-- Opening Marker --

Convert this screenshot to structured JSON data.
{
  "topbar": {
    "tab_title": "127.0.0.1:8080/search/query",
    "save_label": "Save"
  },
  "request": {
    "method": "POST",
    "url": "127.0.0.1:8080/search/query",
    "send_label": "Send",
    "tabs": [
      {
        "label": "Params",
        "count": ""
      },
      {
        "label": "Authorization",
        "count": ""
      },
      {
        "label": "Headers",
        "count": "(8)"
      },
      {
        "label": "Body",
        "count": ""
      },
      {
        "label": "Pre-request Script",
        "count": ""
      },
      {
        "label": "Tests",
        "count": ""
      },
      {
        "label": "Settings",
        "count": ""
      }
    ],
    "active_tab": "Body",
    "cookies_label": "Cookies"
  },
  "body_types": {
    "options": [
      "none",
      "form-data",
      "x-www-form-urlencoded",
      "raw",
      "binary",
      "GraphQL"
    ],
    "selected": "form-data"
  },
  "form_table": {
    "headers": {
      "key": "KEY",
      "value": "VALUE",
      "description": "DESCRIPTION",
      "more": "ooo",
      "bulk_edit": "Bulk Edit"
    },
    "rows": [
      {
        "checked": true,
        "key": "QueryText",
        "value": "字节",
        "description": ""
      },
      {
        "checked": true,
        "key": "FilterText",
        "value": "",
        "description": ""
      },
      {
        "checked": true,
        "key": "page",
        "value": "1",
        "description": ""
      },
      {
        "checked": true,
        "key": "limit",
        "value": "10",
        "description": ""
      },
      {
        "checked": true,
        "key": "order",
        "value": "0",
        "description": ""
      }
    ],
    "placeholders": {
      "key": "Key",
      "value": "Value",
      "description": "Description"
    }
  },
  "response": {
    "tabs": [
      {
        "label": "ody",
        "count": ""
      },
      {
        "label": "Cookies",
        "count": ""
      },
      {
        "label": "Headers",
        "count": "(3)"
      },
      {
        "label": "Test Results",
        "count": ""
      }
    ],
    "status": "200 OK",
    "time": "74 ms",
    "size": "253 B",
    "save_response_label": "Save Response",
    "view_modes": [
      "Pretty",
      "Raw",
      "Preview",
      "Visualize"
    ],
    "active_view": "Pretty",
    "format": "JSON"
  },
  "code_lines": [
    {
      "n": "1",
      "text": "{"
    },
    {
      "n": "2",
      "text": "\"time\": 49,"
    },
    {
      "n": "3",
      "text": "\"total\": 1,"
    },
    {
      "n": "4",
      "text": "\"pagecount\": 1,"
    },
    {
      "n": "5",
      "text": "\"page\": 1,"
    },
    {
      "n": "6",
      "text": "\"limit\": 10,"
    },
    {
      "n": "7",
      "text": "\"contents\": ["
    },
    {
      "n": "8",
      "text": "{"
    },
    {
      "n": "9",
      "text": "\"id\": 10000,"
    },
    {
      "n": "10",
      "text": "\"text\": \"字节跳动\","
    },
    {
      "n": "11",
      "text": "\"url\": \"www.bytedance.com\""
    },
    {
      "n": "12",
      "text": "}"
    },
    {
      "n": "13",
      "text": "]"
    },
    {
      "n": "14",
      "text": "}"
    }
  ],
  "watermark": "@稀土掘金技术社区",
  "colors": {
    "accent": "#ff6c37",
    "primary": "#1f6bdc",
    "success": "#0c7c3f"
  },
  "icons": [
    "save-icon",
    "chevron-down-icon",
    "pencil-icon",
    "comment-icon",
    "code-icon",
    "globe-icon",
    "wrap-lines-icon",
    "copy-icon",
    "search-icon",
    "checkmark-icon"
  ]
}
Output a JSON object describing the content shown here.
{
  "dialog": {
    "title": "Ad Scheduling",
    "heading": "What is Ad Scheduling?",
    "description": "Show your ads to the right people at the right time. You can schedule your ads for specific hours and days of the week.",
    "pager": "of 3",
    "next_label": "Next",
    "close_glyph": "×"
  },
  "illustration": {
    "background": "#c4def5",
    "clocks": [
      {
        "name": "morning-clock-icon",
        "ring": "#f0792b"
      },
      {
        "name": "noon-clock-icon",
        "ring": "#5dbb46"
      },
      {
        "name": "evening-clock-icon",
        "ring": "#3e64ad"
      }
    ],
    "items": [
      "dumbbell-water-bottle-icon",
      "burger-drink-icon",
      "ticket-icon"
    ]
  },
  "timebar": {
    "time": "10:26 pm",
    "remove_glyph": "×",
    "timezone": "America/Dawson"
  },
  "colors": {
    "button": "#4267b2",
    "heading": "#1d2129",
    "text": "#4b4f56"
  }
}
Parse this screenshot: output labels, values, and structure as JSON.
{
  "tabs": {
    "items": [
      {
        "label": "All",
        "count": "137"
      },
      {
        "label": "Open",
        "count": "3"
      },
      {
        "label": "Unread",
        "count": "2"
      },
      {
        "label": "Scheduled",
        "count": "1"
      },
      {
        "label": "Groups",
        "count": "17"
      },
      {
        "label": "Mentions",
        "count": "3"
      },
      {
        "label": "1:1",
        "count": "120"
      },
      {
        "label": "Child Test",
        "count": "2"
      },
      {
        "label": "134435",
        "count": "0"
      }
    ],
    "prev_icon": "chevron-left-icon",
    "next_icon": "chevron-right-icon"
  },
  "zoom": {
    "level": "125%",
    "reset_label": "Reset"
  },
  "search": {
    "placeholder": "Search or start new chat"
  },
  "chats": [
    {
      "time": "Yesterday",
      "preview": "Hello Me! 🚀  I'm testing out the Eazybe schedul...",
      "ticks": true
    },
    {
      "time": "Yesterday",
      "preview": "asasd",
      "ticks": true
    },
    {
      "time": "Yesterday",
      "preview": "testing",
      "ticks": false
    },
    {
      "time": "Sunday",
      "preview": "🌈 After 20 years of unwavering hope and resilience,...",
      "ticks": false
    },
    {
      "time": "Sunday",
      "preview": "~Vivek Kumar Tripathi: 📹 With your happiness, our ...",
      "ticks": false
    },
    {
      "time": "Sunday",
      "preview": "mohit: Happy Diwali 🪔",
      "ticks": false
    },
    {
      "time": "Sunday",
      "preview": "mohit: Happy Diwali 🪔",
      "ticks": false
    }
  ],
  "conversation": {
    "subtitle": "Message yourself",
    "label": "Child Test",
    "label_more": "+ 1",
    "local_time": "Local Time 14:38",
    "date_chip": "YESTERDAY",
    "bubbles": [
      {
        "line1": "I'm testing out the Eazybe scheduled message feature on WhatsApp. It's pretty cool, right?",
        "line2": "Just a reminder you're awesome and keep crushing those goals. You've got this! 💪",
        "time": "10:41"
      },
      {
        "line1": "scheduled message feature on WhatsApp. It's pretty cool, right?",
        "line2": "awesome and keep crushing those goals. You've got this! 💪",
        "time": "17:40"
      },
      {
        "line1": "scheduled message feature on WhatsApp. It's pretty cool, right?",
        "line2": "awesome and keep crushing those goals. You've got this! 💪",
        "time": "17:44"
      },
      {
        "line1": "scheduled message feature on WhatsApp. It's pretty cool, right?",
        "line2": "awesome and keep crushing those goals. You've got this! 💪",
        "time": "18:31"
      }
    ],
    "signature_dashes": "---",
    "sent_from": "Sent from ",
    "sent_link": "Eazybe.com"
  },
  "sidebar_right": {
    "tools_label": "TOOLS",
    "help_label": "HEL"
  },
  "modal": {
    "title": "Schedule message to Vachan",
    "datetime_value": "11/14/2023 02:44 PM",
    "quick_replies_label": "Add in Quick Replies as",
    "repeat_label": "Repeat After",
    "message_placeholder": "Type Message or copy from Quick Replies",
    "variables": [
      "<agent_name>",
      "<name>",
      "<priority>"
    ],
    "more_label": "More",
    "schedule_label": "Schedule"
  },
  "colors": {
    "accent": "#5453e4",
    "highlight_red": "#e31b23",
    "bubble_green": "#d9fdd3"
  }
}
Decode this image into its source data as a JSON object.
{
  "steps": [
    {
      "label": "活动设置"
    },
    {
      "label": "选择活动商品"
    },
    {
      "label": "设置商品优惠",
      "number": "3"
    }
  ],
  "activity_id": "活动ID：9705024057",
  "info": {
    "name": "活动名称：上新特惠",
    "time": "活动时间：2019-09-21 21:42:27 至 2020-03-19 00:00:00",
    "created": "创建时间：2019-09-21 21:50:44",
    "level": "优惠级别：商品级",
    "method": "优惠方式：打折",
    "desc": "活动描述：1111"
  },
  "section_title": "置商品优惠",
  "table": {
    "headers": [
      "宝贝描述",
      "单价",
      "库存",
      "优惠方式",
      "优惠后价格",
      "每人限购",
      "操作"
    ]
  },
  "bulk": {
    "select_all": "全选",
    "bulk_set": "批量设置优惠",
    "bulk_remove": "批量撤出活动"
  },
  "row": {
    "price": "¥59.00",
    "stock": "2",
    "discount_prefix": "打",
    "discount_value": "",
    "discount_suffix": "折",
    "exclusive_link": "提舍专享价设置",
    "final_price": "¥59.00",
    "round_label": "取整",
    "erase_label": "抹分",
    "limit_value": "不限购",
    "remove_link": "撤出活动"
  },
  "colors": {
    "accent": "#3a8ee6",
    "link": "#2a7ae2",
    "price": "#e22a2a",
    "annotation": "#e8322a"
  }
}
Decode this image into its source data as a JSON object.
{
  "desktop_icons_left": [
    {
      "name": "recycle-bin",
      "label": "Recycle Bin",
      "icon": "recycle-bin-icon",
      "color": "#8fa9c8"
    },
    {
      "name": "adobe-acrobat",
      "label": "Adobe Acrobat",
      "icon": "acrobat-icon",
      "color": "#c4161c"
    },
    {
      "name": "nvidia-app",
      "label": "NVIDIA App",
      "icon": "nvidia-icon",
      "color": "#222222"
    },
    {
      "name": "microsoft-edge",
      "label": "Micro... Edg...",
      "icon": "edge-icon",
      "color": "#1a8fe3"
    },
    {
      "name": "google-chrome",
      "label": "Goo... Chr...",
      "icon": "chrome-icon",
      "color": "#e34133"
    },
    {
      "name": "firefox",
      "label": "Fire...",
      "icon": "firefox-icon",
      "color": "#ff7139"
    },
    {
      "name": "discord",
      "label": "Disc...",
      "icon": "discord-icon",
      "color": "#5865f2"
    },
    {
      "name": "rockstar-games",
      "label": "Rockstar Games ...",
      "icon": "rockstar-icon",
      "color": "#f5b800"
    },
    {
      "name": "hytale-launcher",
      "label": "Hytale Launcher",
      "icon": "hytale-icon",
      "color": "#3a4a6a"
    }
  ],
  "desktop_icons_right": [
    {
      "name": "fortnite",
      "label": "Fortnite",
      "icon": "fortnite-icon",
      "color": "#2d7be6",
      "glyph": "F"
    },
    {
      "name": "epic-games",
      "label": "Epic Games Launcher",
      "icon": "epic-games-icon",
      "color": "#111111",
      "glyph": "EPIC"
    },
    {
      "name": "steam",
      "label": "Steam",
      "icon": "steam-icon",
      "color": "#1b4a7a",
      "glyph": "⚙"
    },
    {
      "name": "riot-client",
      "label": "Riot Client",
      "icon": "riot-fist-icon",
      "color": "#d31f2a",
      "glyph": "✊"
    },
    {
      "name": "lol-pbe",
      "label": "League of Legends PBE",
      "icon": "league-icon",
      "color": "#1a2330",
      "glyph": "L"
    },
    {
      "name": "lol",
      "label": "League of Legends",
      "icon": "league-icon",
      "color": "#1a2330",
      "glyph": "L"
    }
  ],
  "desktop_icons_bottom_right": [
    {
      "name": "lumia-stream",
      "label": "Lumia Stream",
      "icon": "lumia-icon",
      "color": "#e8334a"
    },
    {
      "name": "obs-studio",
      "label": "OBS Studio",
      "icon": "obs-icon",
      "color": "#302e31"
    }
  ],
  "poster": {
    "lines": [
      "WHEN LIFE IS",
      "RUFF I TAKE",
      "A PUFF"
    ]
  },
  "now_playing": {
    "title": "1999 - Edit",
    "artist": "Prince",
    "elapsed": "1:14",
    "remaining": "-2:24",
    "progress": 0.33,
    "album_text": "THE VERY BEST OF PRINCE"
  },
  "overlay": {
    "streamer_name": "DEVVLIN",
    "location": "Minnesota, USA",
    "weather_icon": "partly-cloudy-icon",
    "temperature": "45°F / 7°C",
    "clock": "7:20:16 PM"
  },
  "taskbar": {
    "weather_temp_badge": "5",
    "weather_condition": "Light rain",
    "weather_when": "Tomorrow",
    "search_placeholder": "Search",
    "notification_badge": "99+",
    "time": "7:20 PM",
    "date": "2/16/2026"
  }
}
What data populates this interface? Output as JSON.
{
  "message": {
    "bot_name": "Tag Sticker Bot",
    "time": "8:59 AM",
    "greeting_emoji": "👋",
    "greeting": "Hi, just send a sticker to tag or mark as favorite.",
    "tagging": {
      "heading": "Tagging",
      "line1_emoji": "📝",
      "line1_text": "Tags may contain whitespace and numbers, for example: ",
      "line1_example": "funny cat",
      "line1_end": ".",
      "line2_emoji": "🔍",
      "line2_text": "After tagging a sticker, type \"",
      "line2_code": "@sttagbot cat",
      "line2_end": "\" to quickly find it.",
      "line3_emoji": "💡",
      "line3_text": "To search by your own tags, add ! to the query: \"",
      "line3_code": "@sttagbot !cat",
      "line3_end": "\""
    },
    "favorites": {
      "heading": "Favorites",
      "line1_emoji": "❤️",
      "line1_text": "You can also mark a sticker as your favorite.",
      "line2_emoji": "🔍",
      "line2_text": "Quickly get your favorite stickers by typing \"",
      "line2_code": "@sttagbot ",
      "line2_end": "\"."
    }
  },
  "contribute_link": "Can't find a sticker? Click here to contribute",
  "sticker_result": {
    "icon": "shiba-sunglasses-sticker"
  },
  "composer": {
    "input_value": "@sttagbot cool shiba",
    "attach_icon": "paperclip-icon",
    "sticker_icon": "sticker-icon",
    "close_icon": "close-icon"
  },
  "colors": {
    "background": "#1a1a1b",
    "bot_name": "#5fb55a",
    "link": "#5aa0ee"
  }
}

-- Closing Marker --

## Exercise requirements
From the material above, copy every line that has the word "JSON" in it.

## Task output
Convert this screenshot to structured JSON data.
    "format": "JSON"
Output a JSON object describing the content shown here.
Parse this screenshot: output labels, values, and structure as JSON.
Decode this image into its source data as a JSON object.
Decode this image into its source data as a JSON object.
What data populates this interface? Output as JSON.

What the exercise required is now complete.